Stricter movement restrictions are placed for those below 18 or above 65 years old, pregnant women, and those who are immunocompromised or with comorbidities.
The Omicron Variant
On December 14, 2021, the Philippine Genome Center confirmed two cases of the Omicron variant from a returning Filipino and a Nigerian national. By December 31, 2021, the DOH reported three local cases of the Omicron variant. Health Usec. Rosario Vergeire said in an interview that it would be best to assume that community-level transmission of the Omicron variant is already present in the Philippines, so we should take extra precautions.
But what is the Omicron variant, exactly?
The Omicron variant was first detected in Botswana and South Africa in November 2021. After a few months of observing the behavior of the variant, scientists and doctors have deduced that it is a much milder form of COVID-19’s Alpha and Delta strains. However, the transmissibility is much greater than any previous variant recorded, and ‘mild’ is relative—especially considering one’s vaccination status.
The DOH reported that the Omicron variant has the same symptoms as Delta and previous variants: cough, fever, sore throat, fatigue, loss of taste and/or smell, headache, body pain, rashes, and conjunctivitis.
That said, an infected person will not exhibit all symptoms, so it would be much more reliable to take an RT-PCR test if you feel unwell. If you have been exposed to a COVID-positive person, wait until the 5th day for the reliability of results.
Keeping Safe Against COVID-19
Besides following usual health protocols of frequent handwashing, social distancing, staying at home, wearing a mask, getting vaccinated, and subsequently getting a booster shot is your best bet at preventing hospitalization due to COVID-19.

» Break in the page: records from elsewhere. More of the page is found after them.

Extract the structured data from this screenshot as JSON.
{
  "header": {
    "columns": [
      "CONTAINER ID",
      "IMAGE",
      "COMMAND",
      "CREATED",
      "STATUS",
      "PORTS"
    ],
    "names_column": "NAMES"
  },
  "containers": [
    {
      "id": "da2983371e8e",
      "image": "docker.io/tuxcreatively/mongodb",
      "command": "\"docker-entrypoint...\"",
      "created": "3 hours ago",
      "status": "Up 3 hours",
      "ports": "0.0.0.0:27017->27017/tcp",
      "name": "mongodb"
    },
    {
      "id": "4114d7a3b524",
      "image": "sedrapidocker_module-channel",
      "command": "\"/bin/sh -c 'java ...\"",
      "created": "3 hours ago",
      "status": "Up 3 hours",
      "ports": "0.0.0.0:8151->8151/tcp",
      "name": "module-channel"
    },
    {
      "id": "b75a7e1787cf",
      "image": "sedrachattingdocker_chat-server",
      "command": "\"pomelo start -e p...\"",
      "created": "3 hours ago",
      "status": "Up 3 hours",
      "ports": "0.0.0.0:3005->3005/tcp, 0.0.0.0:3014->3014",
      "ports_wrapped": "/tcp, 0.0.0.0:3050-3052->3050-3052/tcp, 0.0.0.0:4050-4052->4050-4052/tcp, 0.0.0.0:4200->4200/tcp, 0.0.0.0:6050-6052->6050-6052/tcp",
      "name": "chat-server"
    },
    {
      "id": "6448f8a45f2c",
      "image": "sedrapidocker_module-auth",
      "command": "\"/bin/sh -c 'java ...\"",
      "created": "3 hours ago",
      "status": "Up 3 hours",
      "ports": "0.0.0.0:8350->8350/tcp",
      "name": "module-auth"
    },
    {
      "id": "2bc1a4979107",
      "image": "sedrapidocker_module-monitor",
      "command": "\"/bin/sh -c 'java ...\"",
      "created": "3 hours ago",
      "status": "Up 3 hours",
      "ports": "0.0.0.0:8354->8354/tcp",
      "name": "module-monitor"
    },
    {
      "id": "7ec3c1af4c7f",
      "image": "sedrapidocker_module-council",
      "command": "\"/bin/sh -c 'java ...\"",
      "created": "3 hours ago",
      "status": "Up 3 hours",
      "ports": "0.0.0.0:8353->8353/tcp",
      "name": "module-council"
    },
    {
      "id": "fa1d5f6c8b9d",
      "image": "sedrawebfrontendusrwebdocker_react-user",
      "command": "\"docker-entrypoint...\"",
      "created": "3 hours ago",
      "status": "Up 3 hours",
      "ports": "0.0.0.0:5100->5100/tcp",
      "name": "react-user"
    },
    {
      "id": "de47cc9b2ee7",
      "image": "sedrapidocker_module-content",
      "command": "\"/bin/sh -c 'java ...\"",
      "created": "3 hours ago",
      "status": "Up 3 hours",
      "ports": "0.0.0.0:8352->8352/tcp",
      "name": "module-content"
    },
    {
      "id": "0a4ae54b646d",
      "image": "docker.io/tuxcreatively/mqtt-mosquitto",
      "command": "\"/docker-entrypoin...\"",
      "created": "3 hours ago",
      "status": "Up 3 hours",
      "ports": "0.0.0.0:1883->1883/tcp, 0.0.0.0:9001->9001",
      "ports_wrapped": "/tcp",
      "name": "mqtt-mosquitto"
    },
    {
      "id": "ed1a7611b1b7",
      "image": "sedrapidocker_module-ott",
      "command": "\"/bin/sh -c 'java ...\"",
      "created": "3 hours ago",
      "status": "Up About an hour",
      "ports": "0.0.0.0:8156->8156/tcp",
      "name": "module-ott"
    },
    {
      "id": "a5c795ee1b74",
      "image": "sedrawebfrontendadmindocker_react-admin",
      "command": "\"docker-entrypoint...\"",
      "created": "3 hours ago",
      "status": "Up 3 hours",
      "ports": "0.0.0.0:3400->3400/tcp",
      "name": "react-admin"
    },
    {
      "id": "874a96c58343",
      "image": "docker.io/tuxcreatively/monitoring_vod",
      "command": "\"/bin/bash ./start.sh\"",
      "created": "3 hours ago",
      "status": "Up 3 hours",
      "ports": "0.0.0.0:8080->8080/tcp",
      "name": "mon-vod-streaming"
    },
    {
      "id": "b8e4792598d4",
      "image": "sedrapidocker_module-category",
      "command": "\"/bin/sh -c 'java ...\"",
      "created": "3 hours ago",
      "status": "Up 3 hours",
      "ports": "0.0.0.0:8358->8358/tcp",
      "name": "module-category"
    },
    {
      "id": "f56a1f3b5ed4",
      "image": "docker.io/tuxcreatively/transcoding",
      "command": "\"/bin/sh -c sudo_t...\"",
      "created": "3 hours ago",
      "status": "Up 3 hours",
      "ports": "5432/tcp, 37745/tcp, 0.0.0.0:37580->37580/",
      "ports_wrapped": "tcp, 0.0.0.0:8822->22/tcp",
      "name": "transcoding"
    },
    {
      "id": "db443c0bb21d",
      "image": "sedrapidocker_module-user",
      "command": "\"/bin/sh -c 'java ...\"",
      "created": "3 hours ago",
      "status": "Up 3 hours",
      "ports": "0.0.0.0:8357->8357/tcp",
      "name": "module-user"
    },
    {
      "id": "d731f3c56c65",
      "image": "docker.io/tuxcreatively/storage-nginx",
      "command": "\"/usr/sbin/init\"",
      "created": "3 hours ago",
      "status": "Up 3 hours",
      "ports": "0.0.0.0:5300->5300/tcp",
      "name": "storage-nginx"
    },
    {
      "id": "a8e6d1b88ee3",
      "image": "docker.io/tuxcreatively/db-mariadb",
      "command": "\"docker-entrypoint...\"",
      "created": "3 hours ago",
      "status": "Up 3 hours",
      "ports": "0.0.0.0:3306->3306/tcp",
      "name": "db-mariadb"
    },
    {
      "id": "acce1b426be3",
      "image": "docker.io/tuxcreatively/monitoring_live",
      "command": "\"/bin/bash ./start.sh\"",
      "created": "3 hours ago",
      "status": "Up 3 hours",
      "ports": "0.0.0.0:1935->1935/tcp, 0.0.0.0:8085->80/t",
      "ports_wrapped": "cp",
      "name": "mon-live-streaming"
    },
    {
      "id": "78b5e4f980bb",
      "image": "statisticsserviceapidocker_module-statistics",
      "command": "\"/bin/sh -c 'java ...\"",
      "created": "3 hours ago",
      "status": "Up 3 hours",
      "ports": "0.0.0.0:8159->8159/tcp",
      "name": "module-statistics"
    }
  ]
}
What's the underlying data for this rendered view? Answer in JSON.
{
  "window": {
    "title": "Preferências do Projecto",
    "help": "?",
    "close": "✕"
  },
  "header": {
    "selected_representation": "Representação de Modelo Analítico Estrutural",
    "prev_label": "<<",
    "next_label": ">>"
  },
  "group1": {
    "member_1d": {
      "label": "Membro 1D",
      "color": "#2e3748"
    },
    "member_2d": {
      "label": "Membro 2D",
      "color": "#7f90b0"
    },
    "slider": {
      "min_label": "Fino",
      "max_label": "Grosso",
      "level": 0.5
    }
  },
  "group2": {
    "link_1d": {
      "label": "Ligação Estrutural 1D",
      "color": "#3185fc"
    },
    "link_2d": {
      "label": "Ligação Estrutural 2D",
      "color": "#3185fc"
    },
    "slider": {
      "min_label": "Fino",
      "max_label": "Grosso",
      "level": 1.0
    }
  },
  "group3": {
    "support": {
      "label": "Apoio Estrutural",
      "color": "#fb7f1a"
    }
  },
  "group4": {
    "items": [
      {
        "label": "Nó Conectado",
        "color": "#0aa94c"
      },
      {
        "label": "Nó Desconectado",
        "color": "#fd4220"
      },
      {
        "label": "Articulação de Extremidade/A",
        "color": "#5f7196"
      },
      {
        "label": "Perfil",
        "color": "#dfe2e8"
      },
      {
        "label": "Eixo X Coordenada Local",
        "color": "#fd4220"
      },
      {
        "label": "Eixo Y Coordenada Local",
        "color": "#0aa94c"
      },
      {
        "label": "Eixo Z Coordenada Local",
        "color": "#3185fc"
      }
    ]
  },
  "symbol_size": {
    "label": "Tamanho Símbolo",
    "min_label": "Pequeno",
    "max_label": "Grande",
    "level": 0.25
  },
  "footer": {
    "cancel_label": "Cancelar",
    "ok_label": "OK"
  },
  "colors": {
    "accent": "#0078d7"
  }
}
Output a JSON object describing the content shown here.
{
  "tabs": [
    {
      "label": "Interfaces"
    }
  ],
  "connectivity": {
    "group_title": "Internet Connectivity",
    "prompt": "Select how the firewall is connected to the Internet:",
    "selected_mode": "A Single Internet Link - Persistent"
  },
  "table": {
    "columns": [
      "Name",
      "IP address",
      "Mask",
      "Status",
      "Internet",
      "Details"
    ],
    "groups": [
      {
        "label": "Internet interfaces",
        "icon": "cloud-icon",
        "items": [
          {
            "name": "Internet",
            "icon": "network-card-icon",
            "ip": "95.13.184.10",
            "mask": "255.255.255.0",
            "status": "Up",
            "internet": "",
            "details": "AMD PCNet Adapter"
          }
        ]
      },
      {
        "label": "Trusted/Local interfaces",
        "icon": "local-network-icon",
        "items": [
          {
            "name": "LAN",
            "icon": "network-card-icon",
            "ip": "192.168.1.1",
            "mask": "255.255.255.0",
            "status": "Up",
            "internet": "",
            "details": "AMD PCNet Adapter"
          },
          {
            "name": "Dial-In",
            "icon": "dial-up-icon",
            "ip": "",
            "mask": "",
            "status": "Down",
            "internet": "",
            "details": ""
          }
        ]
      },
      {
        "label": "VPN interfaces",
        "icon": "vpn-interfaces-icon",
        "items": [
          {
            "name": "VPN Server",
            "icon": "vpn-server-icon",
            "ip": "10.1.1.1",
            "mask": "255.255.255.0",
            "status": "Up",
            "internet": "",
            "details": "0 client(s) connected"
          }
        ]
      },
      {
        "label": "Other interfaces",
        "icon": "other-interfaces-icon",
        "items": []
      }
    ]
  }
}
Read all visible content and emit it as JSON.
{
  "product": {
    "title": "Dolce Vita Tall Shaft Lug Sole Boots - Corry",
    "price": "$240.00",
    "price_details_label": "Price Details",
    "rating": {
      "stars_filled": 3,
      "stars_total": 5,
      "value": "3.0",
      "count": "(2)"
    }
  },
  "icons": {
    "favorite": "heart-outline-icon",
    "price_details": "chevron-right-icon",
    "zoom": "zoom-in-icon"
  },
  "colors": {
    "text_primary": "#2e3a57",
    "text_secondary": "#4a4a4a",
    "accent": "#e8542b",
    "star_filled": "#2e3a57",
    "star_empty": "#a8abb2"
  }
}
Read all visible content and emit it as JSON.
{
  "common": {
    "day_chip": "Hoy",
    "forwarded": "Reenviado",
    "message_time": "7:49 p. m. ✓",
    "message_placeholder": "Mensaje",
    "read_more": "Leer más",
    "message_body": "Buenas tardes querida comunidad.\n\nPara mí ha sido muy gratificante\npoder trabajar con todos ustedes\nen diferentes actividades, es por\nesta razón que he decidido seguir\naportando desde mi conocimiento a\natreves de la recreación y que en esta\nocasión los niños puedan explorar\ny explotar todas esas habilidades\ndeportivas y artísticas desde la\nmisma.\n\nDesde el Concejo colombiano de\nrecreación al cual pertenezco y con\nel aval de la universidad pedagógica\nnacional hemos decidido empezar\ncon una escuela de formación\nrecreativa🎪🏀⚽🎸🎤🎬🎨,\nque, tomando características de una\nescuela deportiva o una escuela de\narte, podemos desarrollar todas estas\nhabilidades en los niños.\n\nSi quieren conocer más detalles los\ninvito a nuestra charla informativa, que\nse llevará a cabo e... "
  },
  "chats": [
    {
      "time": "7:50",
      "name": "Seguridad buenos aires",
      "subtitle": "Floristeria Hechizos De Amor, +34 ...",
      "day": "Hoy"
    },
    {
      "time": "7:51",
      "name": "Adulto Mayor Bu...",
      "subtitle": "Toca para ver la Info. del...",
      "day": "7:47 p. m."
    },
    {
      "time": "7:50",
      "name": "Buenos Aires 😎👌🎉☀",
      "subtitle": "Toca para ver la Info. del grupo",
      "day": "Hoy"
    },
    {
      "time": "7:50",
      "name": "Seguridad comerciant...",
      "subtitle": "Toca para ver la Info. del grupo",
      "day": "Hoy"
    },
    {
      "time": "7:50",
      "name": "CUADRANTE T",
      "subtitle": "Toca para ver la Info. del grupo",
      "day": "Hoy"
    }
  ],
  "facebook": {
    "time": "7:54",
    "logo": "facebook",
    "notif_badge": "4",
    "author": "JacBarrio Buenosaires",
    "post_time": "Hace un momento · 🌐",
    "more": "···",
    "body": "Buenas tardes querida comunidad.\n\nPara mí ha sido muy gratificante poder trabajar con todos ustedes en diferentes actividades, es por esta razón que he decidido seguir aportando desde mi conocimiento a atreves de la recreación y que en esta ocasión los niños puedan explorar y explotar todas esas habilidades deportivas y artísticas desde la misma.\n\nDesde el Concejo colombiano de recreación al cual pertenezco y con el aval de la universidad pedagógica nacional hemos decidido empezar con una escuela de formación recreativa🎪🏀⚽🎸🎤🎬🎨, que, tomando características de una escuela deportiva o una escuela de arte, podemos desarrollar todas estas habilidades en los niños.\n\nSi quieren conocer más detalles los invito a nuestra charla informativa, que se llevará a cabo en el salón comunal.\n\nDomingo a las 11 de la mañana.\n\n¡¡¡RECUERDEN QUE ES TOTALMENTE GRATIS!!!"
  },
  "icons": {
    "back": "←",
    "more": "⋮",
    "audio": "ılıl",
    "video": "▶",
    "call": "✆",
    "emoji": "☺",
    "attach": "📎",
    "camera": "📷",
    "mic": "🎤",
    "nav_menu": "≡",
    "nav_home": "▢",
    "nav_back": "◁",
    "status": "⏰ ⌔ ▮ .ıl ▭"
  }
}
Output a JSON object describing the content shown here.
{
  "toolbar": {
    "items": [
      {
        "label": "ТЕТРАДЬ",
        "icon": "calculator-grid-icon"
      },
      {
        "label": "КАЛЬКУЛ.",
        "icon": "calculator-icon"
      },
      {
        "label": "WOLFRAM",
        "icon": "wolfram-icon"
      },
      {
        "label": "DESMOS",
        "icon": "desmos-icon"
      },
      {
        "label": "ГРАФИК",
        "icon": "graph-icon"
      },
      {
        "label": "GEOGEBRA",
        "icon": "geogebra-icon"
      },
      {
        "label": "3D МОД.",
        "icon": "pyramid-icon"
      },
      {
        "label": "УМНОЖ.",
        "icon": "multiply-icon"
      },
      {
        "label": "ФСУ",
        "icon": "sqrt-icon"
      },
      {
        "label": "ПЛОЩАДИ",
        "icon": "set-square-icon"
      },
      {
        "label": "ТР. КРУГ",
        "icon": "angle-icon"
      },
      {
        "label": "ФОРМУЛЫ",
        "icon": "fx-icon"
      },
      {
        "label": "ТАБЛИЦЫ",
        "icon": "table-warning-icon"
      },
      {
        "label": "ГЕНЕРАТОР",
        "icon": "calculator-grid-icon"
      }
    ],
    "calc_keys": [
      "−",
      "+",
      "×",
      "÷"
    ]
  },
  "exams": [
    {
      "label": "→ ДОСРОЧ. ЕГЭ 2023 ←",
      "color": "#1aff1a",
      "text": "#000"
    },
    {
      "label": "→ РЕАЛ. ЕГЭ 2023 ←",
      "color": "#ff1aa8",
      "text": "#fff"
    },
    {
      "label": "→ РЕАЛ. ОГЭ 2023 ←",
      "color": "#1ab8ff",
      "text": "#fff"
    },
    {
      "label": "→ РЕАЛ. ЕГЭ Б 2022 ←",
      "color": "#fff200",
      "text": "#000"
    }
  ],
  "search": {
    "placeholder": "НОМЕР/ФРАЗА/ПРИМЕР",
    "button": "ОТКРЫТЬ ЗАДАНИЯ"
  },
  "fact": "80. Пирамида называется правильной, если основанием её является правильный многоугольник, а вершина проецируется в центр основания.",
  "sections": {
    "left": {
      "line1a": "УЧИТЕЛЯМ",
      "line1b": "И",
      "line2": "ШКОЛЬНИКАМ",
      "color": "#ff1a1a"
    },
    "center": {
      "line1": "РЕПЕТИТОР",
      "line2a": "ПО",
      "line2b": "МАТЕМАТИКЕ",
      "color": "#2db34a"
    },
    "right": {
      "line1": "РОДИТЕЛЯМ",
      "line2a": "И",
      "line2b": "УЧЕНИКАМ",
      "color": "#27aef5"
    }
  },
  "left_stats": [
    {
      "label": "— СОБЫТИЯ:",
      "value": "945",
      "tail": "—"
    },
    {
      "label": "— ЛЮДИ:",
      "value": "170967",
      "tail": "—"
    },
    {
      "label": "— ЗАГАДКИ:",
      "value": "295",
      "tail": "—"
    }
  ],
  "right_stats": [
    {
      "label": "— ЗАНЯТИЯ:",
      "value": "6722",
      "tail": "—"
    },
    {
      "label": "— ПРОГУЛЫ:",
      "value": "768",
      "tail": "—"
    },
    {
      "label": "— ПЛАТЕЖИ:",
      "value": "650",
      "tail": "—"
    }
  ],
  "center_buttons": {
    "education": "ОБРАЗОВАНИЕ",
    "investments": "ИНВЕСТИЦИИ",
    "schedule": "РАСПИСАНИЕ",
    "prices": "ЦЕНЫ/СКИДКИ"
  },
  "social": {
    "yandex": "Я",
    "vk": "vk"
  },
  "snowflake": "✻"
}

Booster Shot Combinations
If you have not gotten your first and second dose, it’s important that you schedule an appointment with your LGU as soon as possible. Getting vaccinated has proven to be effective in preventing severe cases of COVID-19. DOH reports that 85% of ICU patients in Metro Manila hospitals are unvaccinated.
If you have already gotten your second dose, you might be wondering which vaccine brand you are eligible for. Here’s a timeline of when you can get your booster, and which brands are compatible:
A homologous booster shot means getting inoculated with the same brand as your primary series; while heterologous booster shots are different vaccine brands compatible with your primary series.
With the presence of the Omicron variant and the rise in cases, it is advised that using an N95 mask or double-masking (cloth mask + surgical mask) is the most effective way of keeping yourself safe, as well as those around you.
When to See a Doctor
For your peace of mind, you might want to have the option of seeing a doctor who can give you medical advice in managing your symptoms. Health Usec. Rosario Vergeire urged the public to consider telemedicine if they are only experiencing mild to moderate symptoms, instead of going to hospitals. Doctor Anywhere accepts COVID-19 consultations on the app, where you can see a general practitioner within minutes; or book an appointment at your preferred time.
Getting an RT-PCR test is still the most effective way to determine if you have COVID-19. Vaccination is also your best option to prevent severe illness due to the coronavirus. With the help of our doctors and medical front liners, let us all do our part in observing public health safety protocols and keeping safe and healthy in the comfort of our homes.